» **WHAT IS EXPECTED**: For the word "true", return each line of the data in which it occurs.
------
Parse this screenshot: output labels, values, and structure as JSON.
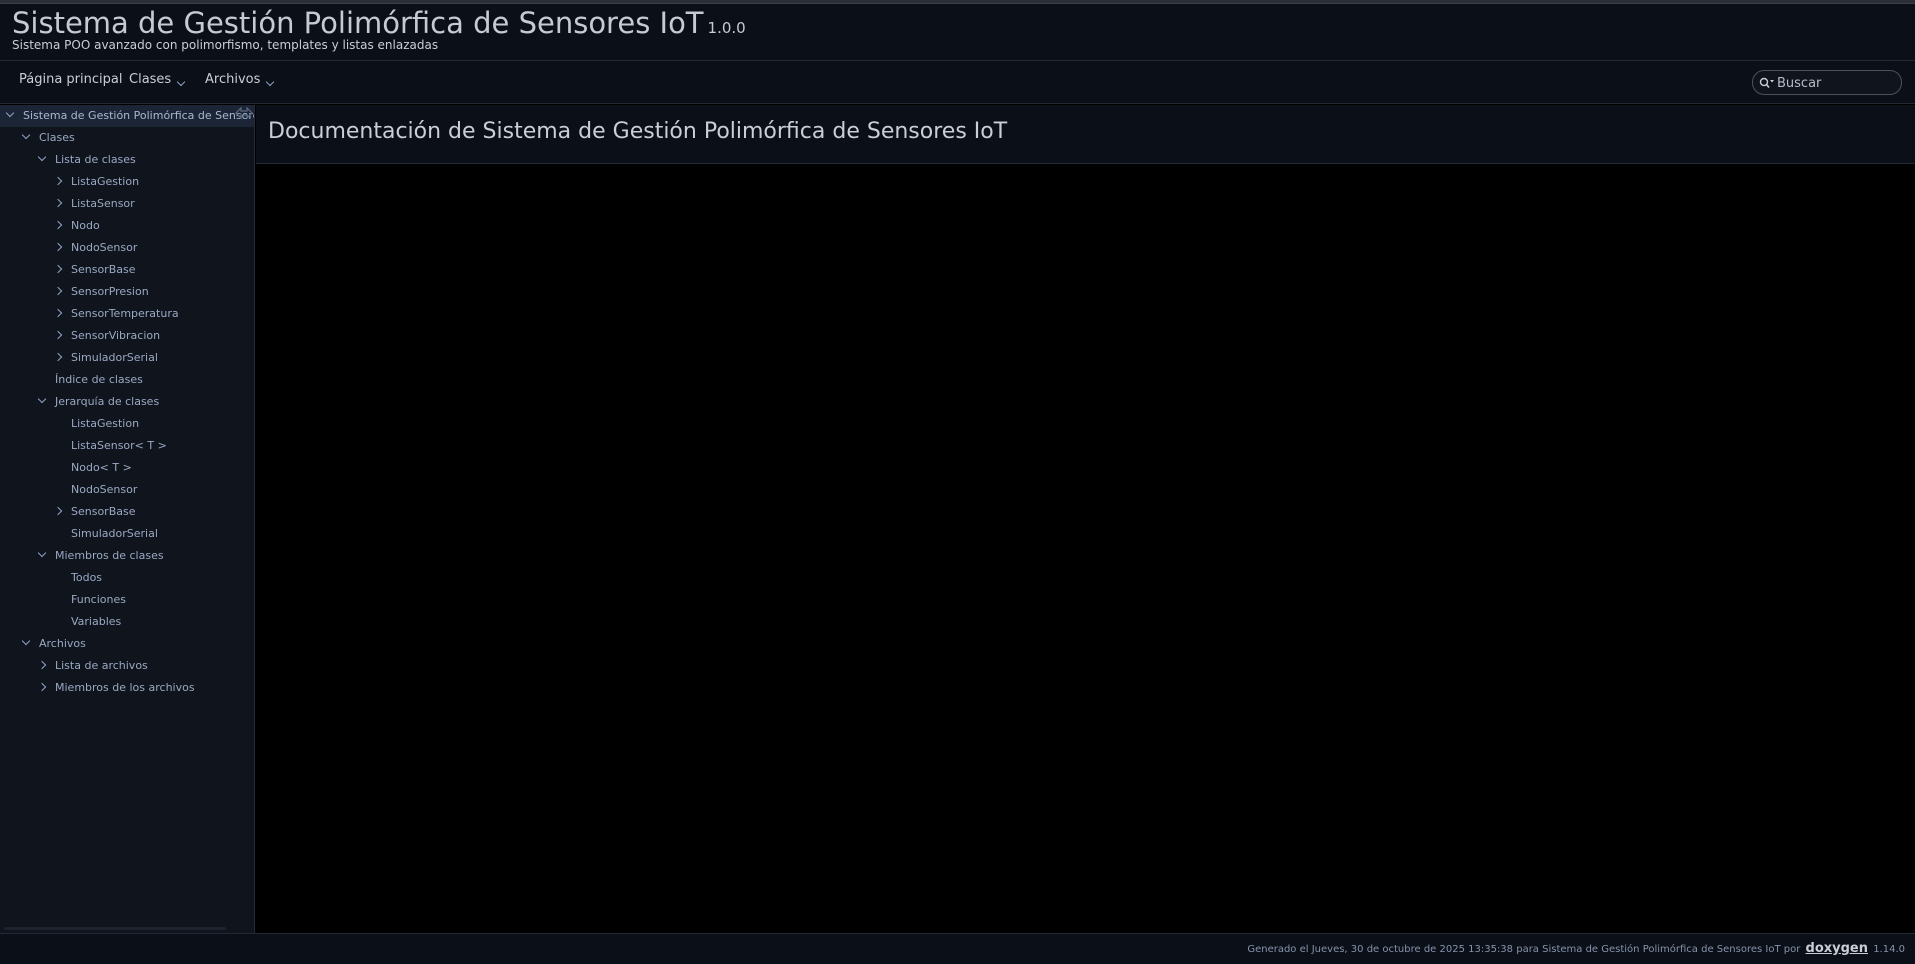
{
  "header": {
    "project_name": "Sistema de Gestión Polimórfica de Sensores IoT",
    "project_number": "1.0.0",
    "project_brief": "Sistema POO avanzado con polimorfismo, templates y listas enlazadas"
  },
  "navbar": {
    "items": [
      {
        "label": "Página principal"
      },
      {
        "label": "Clases"
      },
      {
        "label": "Archivos"
      }
    ],
    "search_placeholder": "Buscar"
  },
  "sidebar": {
    "tree": [
      {
        "label": "Sistema de Gestión Polimórfica de Sensores IoT",
        "arrow": "down",
        "selected": true
      },
      {
        "label": "Clases",
        "arrow": "down"
      },
      {
        "label": "Lista de clases",
        "arrow": "down"
      },
      {
        "label": "ListaGestion",
        "arrow": "right"
      },
      {
        "label": "ListaSensor",
        "arrow": "right"
      },
      {
        "label": "Nodo",
        "arrow": "right"
      },
      {
        "label": "NodoSensor",
        "arrow": "right"
      },
      {
        "label": "SensorBase",
        "arrow": "right"
      },
      {
        "label": "SensorPresion",
        "arrow": "right"
      },
      {
        "label": "SensorTemperatura",
        "arrow": "right"
      },
      {
        "label": "SensorVibracion",
        "arrow": "right"
      },
      {
        "label": "SimuladorSerial",
        "arrow": "right"
      },
      {
        "label": "Índice de clases",
        "arrow": "none"
      },
      {
        "label": "Jerarquía de clases",
        "arrow": "down"
      },
      {
        "label": "ListaGestion",
        "arrow": "none"
      },
      {
        "label": "ListaSensor< T >",
        "arrow": "none"
      },
      {
        "label": "Nodo< T >",
        "arrow": "none"
      },
      {
        "label": "NodoSensor",
        "arrow": "none"
      },
      {
        "label": "SensorBase",
        "arrow": "right"
      },
      {
        "label": "SimuladorSerial",
        "arrow": "none"
      },
      {
        "label": "Miembros de clases",
        "arrow": "down"
      },
      {
        "label": "Todos",
        "arrow": "none"
      },
      {
        "label": "Funciones",
        "arrow": "none"
      },
      {
        "label": "Variables",
        "arrow": "none"
      },
      {
        "label": "Archivos",
        "arrow": "down"
      },
      {
        "label": "Lista de archivos",
        "arrow": "right"
      },
      {
        "label": "Miembros de los archivos",
        "arrow": "right"
      }
    ]
  },
  "main": {
    "title": "Documentación de Sistema de Gestión Polimórfica de Sensores IoT"
  },
  "footer": {
    "generated_text": "Generado el Jueves, 30 de octubre de 2025 13:35:38 para Sistema de Gestión Polimórfica de Sensores IoT por",
    "generator_name": "doxygen",
    "generator_version": "1.14.0"
  },
  "icons": {
    "search": "search-icon",
    "sync": "sync-icon",
    "expand": "chevron-down-icon",
    "collapse": "chevron-right-icon"
  },
  "colors": {
    "background": "#000000",
    "header_bg": "#0b0f17",
    "sidebar_bg": "#0f141d",
    "text": "#c9ced7",
    "tree_text": "#9aa9c2",
    "accent": "#8fa4c6"
  }
}
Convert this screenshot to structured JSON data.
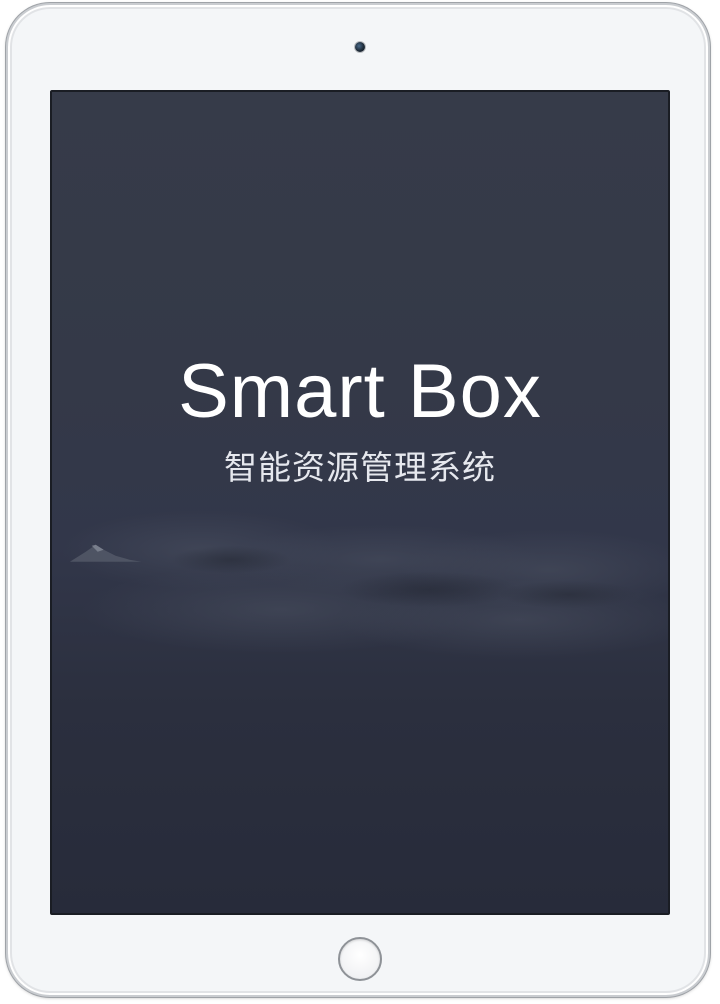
{
  "screen": {
    "title": "Smart Box",
    "subtitle": "智能资源管理系统"
  },
  "colors": {
    "bezel": "#f4f6f8",
    "screen_background": "#343948",
    "title_text": "#ffffff"
  },
  "icons": {
    "camera": "front-camera-icon",
    "home": "home-button-icon"
  }
}
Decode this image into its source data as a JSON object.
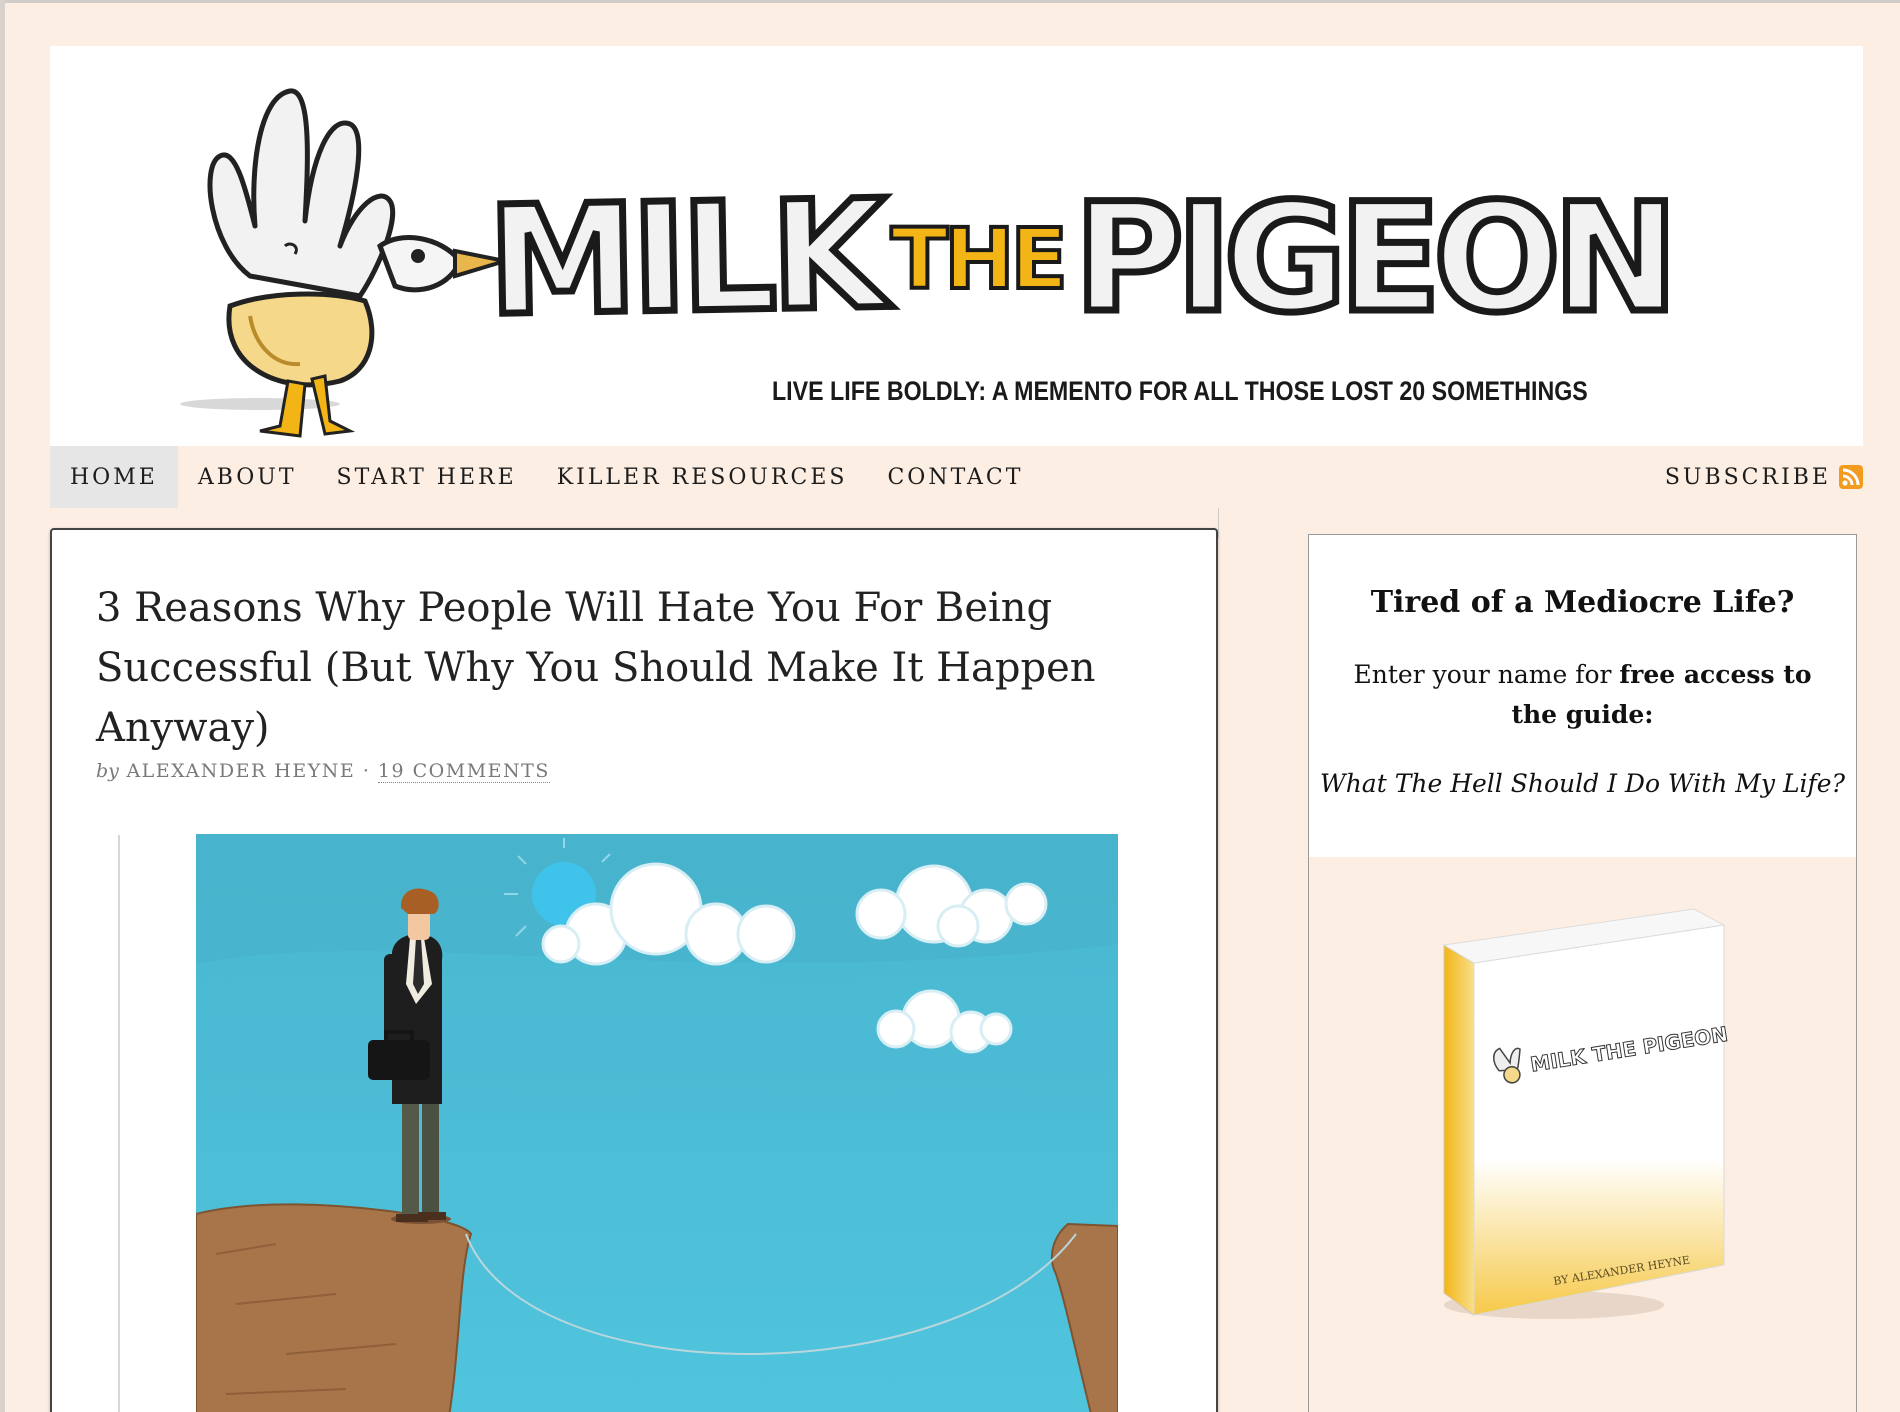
{
  "banner": {
    "logo_word_1": "MILK",
    "logo_word_2": "THE",
    "logo_word_3": "PIGEON",
    "tagline": "LIVE LIFE BOLDLY: A MEMENTO FOR ALL THOSE LOST 20 SOMETHINGS"
  },
  "nav": {
    "items": [
      {
        "label": "HOME",
        "active": true
      },
      {
        "label": "ABOUT",
        "active": false
      },
      {
        "label": "START HERE",
        "active": false
      },
      {
        "label": "KILLER RESOURCES",
        "active": false
      },
      {
        "label": "CONTACT",
        "active": false
      }
    ],
    "subscribe": "SUBSCRIBE",
    "subscribe_icon": "rss-icon"
  },
  "post": {
    "title": "3 Reasons Why People Will Hate You For Being Successful (But Why You Should Make It Happen Anyway)",
    "by": "by",
    "author": "ALEXANDER HEYNE",
    "separator": "·",
    "comments": "19 COMMENTS"
  },
  "sidebar": {
    "heading": "Tired of a Mediocre Life?",
    "body_pre": "Enter your name for ",
    "body_bold": "free access to the guide:",
    "guide_title": "What The Hell Should I Do With My Life?",
    "book_logo": "MILK THE PIGEON",
    "book_author": "BY ALEXANDER HEYNE"
  },
  "colors": {
    "page_background": "#fdeee3",
    "logo_accent": "#f2b515",
    "sky": "#4fc1dc",
    "cliff": "#a8754a"
  }
}
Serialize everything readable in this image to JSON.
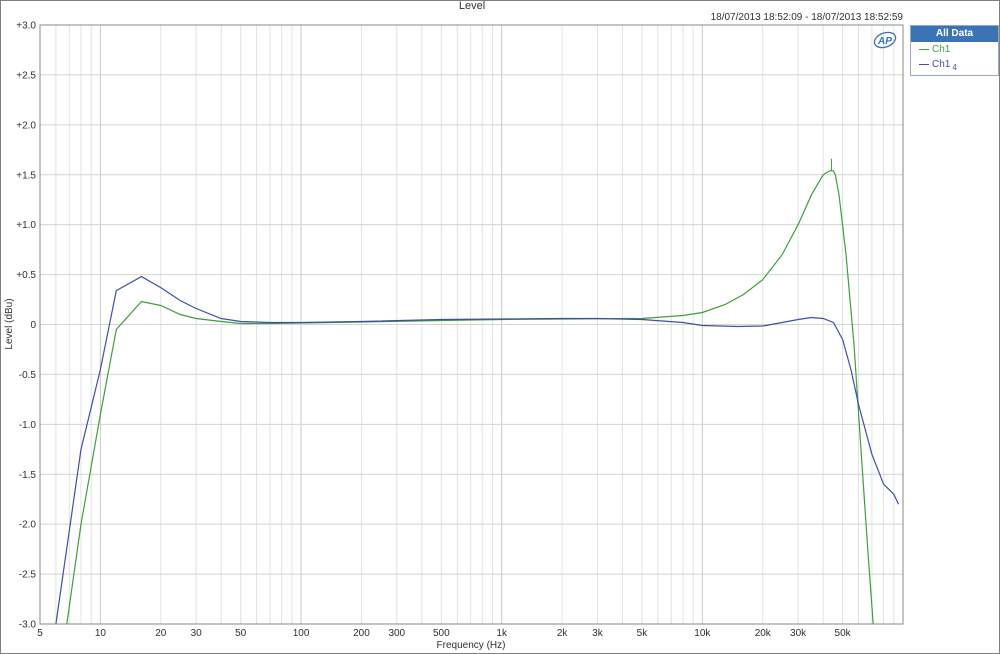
{
  "chart_data": {
    "type": "line",
    "title": "Level",
    "xlabel": "Frequency (Hz)",
    "ylabel": "Level (dBu)",
    "xscale": "log",
    "xlim": [
      5,
      100000
    ],
    "ylim": [
      -3.0,
      3.0
    ],
    "grid": true,
    "timestamp": "18/07/2013 18:52:09 -   18/07/2013 18:52:59",
    "logo": "AP",
    "x_ticks": [
      {
        "value": 5,
        "label": "5"
      },
      {
        "value": 10,
        "label": "10"
      },
      {
        "value": 20,
        "label": "20"
      },
      {
        "value": 30,
        "label": "30"
      },
      {
        "value": 50,
        "label": "50"
      },
      {
        "value": 100,
        "label": "100"
      },
      {
        "value": 200,
        "label": "200"
      },
      {
        "value": 300,
        "label": "300"
      },
      {
        "value": 500,
        "label": "500"
      },
      {
        "value": 1000,
        "label": "1k"
      },
      {
        "value": 2000,
        "label": "2k"
      },
      {
        "value": 3000,
        "label": "3k"
      },
      {
        "value": 5000,
        "label": "5k"
      },
      {
        "value": 10000,
        "label": "10k"
      },
      {
        "value": 20000,
        "label": "20k"
      },
      {
        "value": 30000,
        "label": "30k"
      },
      {
        "value": 50000,
        "label": "50k"
      }
    ],
    "y_ticks": [
      {
        "value": 3.0,
        "label": "+3.0"
      },
      {
        "value": 2.5,
        "label": "+2.5"
      },
      {
        "value": 2.0,
        "label": "+2.0"
      },
      {
        "value": 1.5,
        "label": "+1.5"
      },
      {
        "value": 1.0,
        "label": "+1.0"
      },
      {
        "value": 0.5,
        "label": "+0.5"
      },
      {
        "value": 0,
        "label": "0"
      },
      {
        "value": -0.5,
        "label": "-0.5"
      },
      {
        "value": -1.0,
        "label": "-1.0"
      },
      {
        "value": -1.5,
        "label": "-1.5"
      },
      {
        "value": -2.0,
        "label": "-2.0"
      },
      {
        "value": -2.5,
        "label": "-2.5"
      },
      {
        "value": -3.0,
        "label": "-3.0"
      }
    ],
    "legend": {
      "title": "All Data",
      "position": "top-right-outside"
    },
    "series": [
      {
        "name": "Ch1",
        "subscript": "",
        "color": "#3f9e3f",
        "points": [
          [
            6.8,
            -3.0
          ],
          [
            8,
            -2.0
          ],
          [
            10,
            -0.9
          ],
          [
            12,
            -0.05
          ],
          [
            16,
            0.23
          ],
          [
            20,
            0.19
          ],
          [
            25,
            0.1
          ],
          [
            30,
            0.06
          ],
          [
            40,
            0.03
          ],
          [
            50,
            0.01
          ],
          [
            70,
            0.01
          ],
          [
            100,
            0.015
          ],
          [
            200,
            0.025
          ],
          [
            500,
            0.04
          ],
          [
            1000,
            0.05
          ],
          [
            2000,
            0.055
          ],
          [
            5000,
            0.06
          ],
          [
            8000,
            0.09
          ],
          [
            10000,
            0.12
          ],
          [
            13000,
            0.2
          ],
          [
            16000,
            0.3
          ],
          [
            20000,
            0.45
          ],
          [
            25000,
            0.7
          ],
          [
            30000,
            1.0
          ],
          [
            35000,
            1.3
          ],
          [
            40000,
            1.5
          ],
          [
            43000,
            1.54
          ],
          [
            45000,
            1.54
          ],
          [
            46000,
            1.5
          ],
          [
            48000,
            1.3
          ],
          [
            52000,
            0.7
          ],
          [
            57000,
            -0.2
          ],
          [
            62000,
            -1.3
          ],
          [
            67000,
            -2.3
          ],
          [
            71000,
            -3.0
          ]
        ]
      },
      {
        "name": "Ch1",
        "subscript": "4",
        "color": "#3f4fa8",
        "points": [
          [
            6,
            -3.0
          ],
          [
            8,
            -1.25
          ],
          [
            10,
            -0.45
          ],
          [
            12,
            0.34
          ],
          [
            16,
            0.48
          ],
          [
            20,
            0.37
          ],
          [
            25,
            0.24
          ],
          [
            30,
            0.16
          ],
          [
            40,
            0.06
          ],
          [
            50,
            0.03
          ],
          [
            70,
            0.02
          ],
          [
            100,
            0.02
          ],
          [
            200,
            0.03
          ],
          [
            500,
            0.05
          ],
          [
            1000,
            0.055
          ],
          [
            2000,
            0.06
          ],
          [
            3000,
            0.06
          ],
          [
            5000,
            0.05
          ],
          [
            8000,
            0.02
          ],
          [
            10000,
            -0.01
          ],
          [
            15000,
            -0.02
          ],
          [
            20000,
            -0.015
          ],
          [
            25000,
            0.02
          ],
          [
            30000,
            0.05
          ],
          [
            35000,
            0.07
          ],
          [
            40000,
            0.06
          ],
          [
            45000,
            0.02
          ],
          [
            50000,
            -0.15
          ],
          [
            55000,
            -0.45
          ],
          [
            60000,
            -0.8
          ],
          [
            70000,
            -1.3
          ],
          [
            80000,
            -1.6
          ],
          [
            90000,
            -1.7
          ],
          [
            95000,
            -1.8
          ]
        ]
      }
    ]
  }
}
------
» **OUTPUT OF THE EXERCISE**:
        "selected": true
        "active": true
    "grid": true,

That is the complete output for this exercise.